* _Work to complete_
Word for word, restate each of the entries below, and drop every picture.

* _The data_
*** Begin section ***
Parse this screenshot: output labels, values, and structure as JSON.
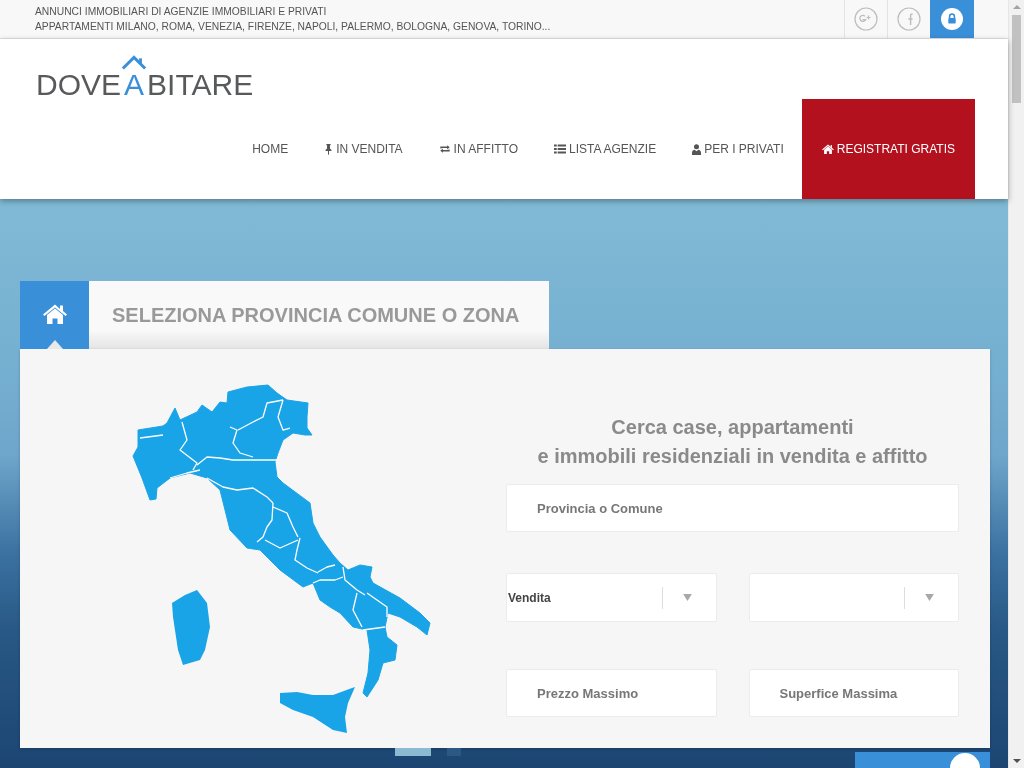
{
  "top_bar": {
    "lines": [
      "ANNUNCI IMMOBILIARI DI AGENZIE IMMOBILIARI E PRIVATI",
      "APPARTAMENTI MILANO, ROMA, VENEZIA, FIRENZE, NAPOLI, PALERMO, BOLOGNA, GENOVA, TORINO..."
    ],
    "buttons": [
      {
        "kind": "googleplus"
      },
      {
        "kind": "facebook"
      },
      {
        "kind": "login"
      }
    ]
  },
  "logo": {
    "before": "DOVE",
    "house_letter": "A",
    "after": "BITARE"
  },
  "nav": [
    {
      "label": "HOME",
      "kind": "plain",
      "highlighted": false
    },
    {
      "label": "IN VENDITA",
      "kind": "pin",
      "highlighted": false
    },
    {
      "label": "IN AFFITTO",
      "kind": "swap",
      "highlighted": false
    },
    {
      "label": "LISTA AGENZIE",
      "kind": "list",
      "highlighted": false
    },
    {
      "label": "PER I PRIVATI",
      "kind": "user",
      "highlighted": false
    },
    {
      "label": "REGISTRATI GRATIS",
      "kind": "home",
      "highlighted": true
    }
  ],
  "search_panel": {
    "tab": {
      "title": "SELEZIONA PROVINCIA COMUNE O ZONA"
    },
    "heading": [
      "Cerca case, appartamenti",
      "e immobili residenziali in vendita e affitto"
    ],
    "field_rows": [
      [
        {
          "kind": "text",
          "placeholder": "Provincia o Comune"
        }
      ],
      [
        {
          "kind": "select",
          "value": "Vendita"
        },
        {
          "kind": "select"
        }
      ],
      [
        {
          "kind": "text",
          "placeholder": "Prezzo Massimo"
        },
        {
          "kind": "text",
          "placeholder": "Superfice Massima"
        }
      ]
    ]
  },
  "slides": [
    {
      "selected": true
    },
    {
      "selected": false
    }
  ]
}
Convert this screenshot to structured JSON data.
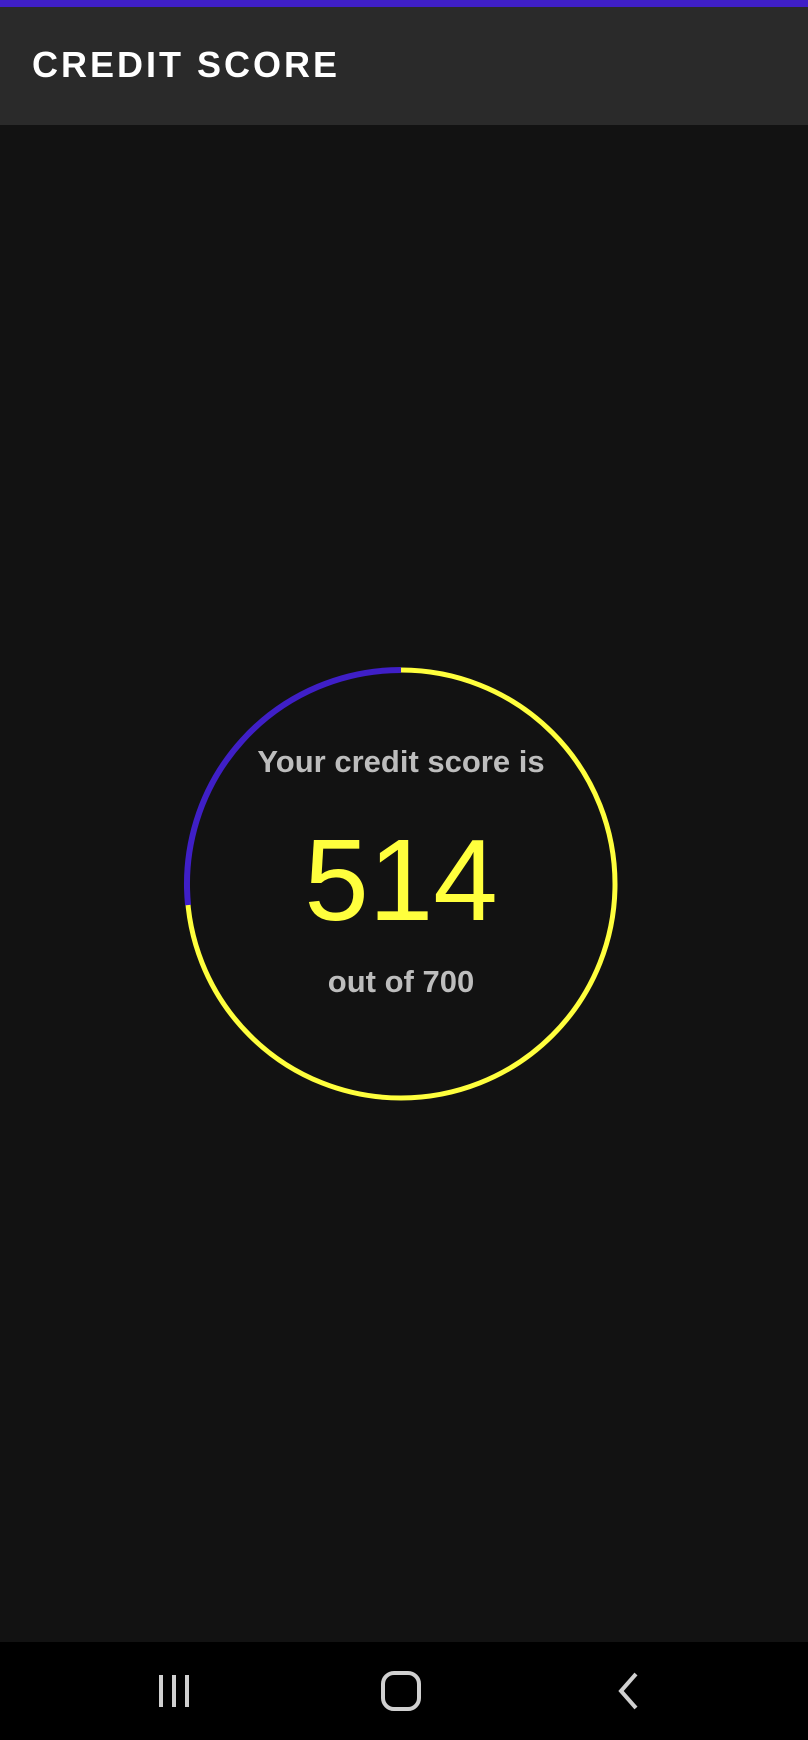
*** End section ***
* _Solution for this task_
Parse this screenshot: output labels, values, and structure as JSON.
{
  "top_bar": {
    "lines": [
      "ANNUNCI IMMOBILIARI DI AGENZIE IMMOBILIARI E PRIVATI",
      "APPARTAMENTI MILANO, ROMA, VENEZIA, FIRENZE, NAPOLI, PALERMO, BOLOGNA, GENOVA, TORINO..."
    ],
    "buttons": [
      {
        "kind": "googleplus"
      },
      {
        "kind": "facebook"
      },
      {
        "kind": "login"
      }
    ]
  },
  "logo": {
    "before": "DOVE",
    "house_letter": "A",
    "after": "BITARE"
  },
  "nav": [
    {
      "label": "HOME",
      "kind": "plain",
      "highlighted": false
    },
    {
      "label": "IN VENDITA",
      "kind": "pin",
      "highlighted": false
    },
    {
      "label": "IN AFFITTO",
      "kind": "swap",
      "highlighted": false
    },
    {
      "label": "LISTA AGENZIE",
      "kind": "list",
      "highlighted": false
    },
    {
      "label": "PER I PRIVATI",
      "kind": "user",
      "highlighted": false
    },
    {
      "label": "REGISTRATI GRATIS",
      "kind": "home",
      "highlighted": true
    }
  ],
  "search_panel": {
    "tab": {
      "title": "SELEZIONA PROVINCIA COMUNE O ZONA"
    },
    "heading": [
      "Cerca case, appartamenti",
      "e immobili residenziali in vendita e affitto"
    ],
    "field_rows": [
      [
        {
          "kind": "text",
          "placeholder": "Provincia o Comune"
        }
      ],
      [
        {
          "kind": "select",
          "value": "Vendita"
        },
        {
          "kind": "select"
        }
      ],
      [
        {
          "kind": "text",
          "placeholder": "Prezzo Massimo"
        },
        {
          "kind": "text",
          "placeholder": "Superfice Massima"
        }
      ]
    ]
  },
  "slides": [
    {
      "selected": true
    },
    {
      "selected": false
    }
  ]
}
Convert this screenshot to structured JSON data.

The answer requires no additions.